The nation’s best young spellers have stunned the prime minister in a cricket that would shame the opposition.
Zachary Cheng, 13, Ozi Egesi, 11, and 10-year-old Joanne Lee were crowned champions in the prime minister’s spelling test in three age groups this year.
Part of her prize was the opportunity to meet Anthony Albanese at Parliament House and put his knowledge to the test.
Perth student Joanne asked if he could spell Vespers, a service of an evening prayer. But Mr. Albanese mixed up the word for the similar-sounding “Vespas”.
Unfortunately, things didn’t get any easier for the Prime Minister after Ozi decided to throw him a curveball.
“It’s a German word. It means state of consciousness. Awareness lag,” the 11-year-old told him.
“I won’t even try!” hello guild. Ozi, who scored a perfect 30/30 in this year’s 5-6 group, had it on the first try.
Focus then reached out to Melbourne student Zach, who the Prime Minister asked to ask him to spell an English word.
However, he didn’t get four letters in ‘magnanimous’, meaning generous or forgiving, before the 13-year-old stepped in to correct him.
The lucky students and their families rounded off the day with a personal tour of Mr Albanese’s office in Parliament.
All three students cited their love of reading as a key to their spelling success.
The prime minister told spellers his mother also instilled in him a passion for reading as a child.

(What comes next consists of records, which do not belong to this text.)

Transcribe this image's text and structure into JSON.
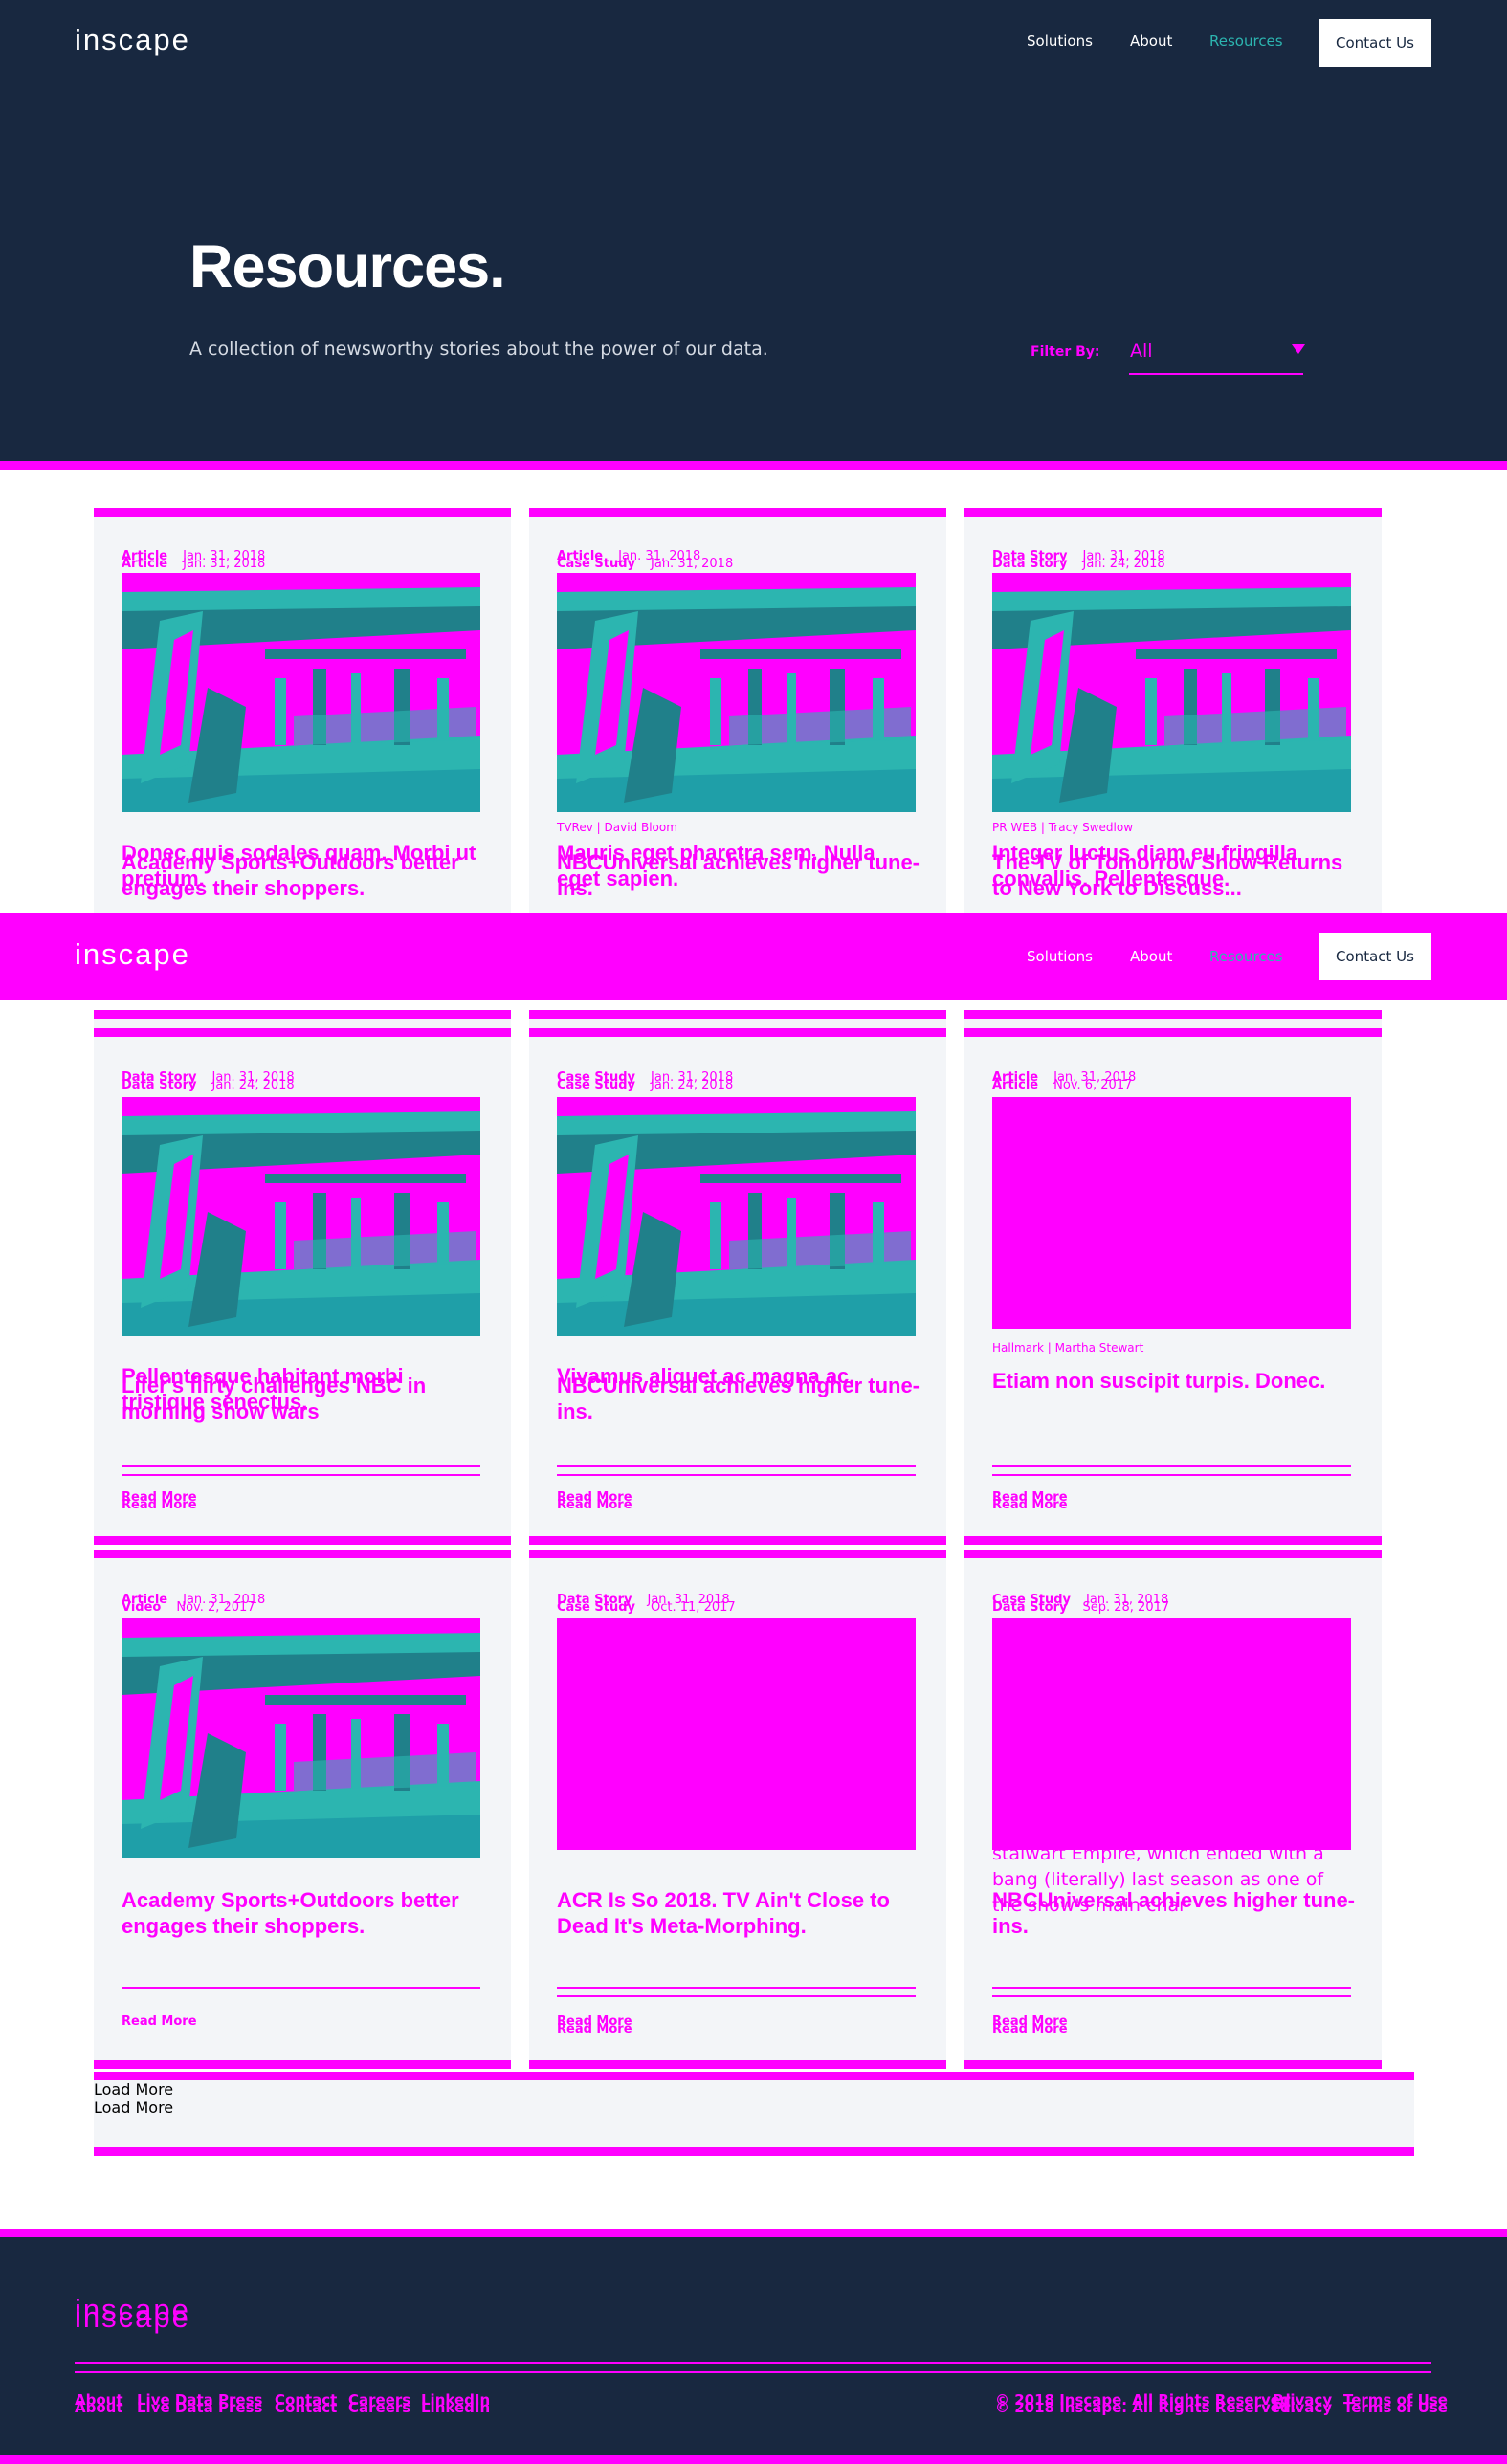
{
  "header": {
    "logo": "inscape",
    "nav": [
      "Solutions",
      "About",
      "Resources"
    ],
    "contact_button": "Contact Us",
    "title": "Resources.",
    "subtitle": "A collection of newsworthy stories about the power of our data.",
    "filter_label": "Filter By:",
    "filter_value": "All"
  },
  "cards": [
    {
      "meta_a": "Article",
      "date_a": "Jan. 31, 2018",
      "meta_b": "Article",
      "date_b": "Jan. 31, 2018",
      "source": "",
      "title_a": "Donec quis sodales quam. Morbi ut pretium.",
      "title_b": "Academy Sports+Outdoors better engages their shoppers."
    },
    {
      "meta_a": "Article",
      "date_a": "Jan. 31, 2018",
      "meta_b": "Case Study",
      "date_b": "Jan. 31, 2018",
      "source": "TVRev | David Bloom",
      "title_a": "Mauris eget pharetra sem. Nulla eget sapien.",
      "title_b": "NBCUniversal achieves higher tune-ins."
    },
    {
      "meta_a": "Data Story",
      "date_a": "Jan. 31, 2018",
      "meta_b": "Data Story",
      "date_b": "Jan. 24, 2018",
      "source": "PR WEB | Tracy Swedlow",
      "title_a": "Integer luctus diam eu fringilla convallis. Pellentesque.",
      "title_b": "The TV of Tomorrow Show Returns to New York to Discuss..."
    },
    {
      "meta_a": "Data Story",
      "date_a": "Jan. 31, 2018",
      "meta_b": "Data Story",
      "date_b": "Jan. 24, 2018",
      "source": "",
      "title_a": "Pellentesque habitant morbi tristique senectus.",
      "title_b": "Lifer's flirty challenges NBC in morning show wars"
    },
    {
      "meta_a": "Case Study",
      "date_a": "Jan. 31, 2018",
      "meta_b": "Case Study",
      "date_b": "Jan. 24, 2018",
      "source": "",
      "title_a": "Vivamus aliquet ac magna ac.",
      "title_b": "NBCUniversal achieves higher tune-ins."
    },
    {
      "meta_a": "Article",
      "date_a": "Jan. 31, 2018",
      "meta_b": "Article",
      "date_b": "Nov. 6, 2017",
      "source": "Hallmark | Martha Stewart",
      "title_a": "Etiam non suscipit turpis. Donec.",
      "title_b": ""
    },
    {
      "meta_a": "Article",
      "date_a": "Jan. 31, 2018",
      "meta_b": "Video",
      "date_b": "Nov. 2, 2017",
      "source": "",
      "title_a": "Academy Sports+Outdoors better engages their shoppers.",
      "title_b": ""
    },
    {
      "meta_a": "Data Story",
      "date_a": "Jan. 31, 2018",
      "meta_b": "Case Study",
      "date_b": "Oct. 11, 2017",
      "source": "",
      "title_a": "ACR Is So 2018. TV Ain't Close to Dead It's Meta-Morphing.",
      "title_b": ""
    },
    {
      "meta_a": "Case Study",
      "date_a": "Jan. 31, 2018",
      "meta_b": "Data Story",
      "date_b": "Sep. 28, 2017",
      "source": "",
      "title_a": "NBCUniversal achieves higher tune-ins.",
      "title_b": "",
      "excerpt": "stalwart Empire, which ended with a bang (literally) last season as one of the show's main char"
    }
  ],
  "read_more": "Read More",
  "load_more": "Load More",
  "footer": {
    "logo": "inscape",
    "links": [
      "About",
      "Live Data",
      "Press",
      "Contact",
      "Careers",
      "LinkedIn"
    ],
    "copyright": "© 2018 Inscape. All Rights Reserved.",
    "legal": [
      "Privacy",
      "Terms of Use"
    ]
  },
  "colors": {
    "navy": "#182840",
    "magenta": "#ff00ff",
    "teal": "#2cb5b0",
    "card": "#f3f5f8"
  }
}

“I read everything I could,” he said, before revealing that his favorite book of all time was Catch-22 by Joseph Heller.
The Prime Minister’s Spelling Bee is powered by Kids News, a free news source for high school students.
More than 61,000 students from 1,060 schools across the country took part in the competition.
Kids News editor Kamahl Cogdon said the competition will return “bigger and better” in 2023.
“It’s about fostering a love of learning and making education fun,” said Kamahl.
News Corp Community Ambassador Penny Fowler said Kids News is part of the organization’s commitment to “help improve children’s literacy.”
“We believe every child should have access to news from trusted sources. It’s really about us investing in future generations,” she said.
Originally released as a Spelling Bee winner, Anthony Albanese shows his skill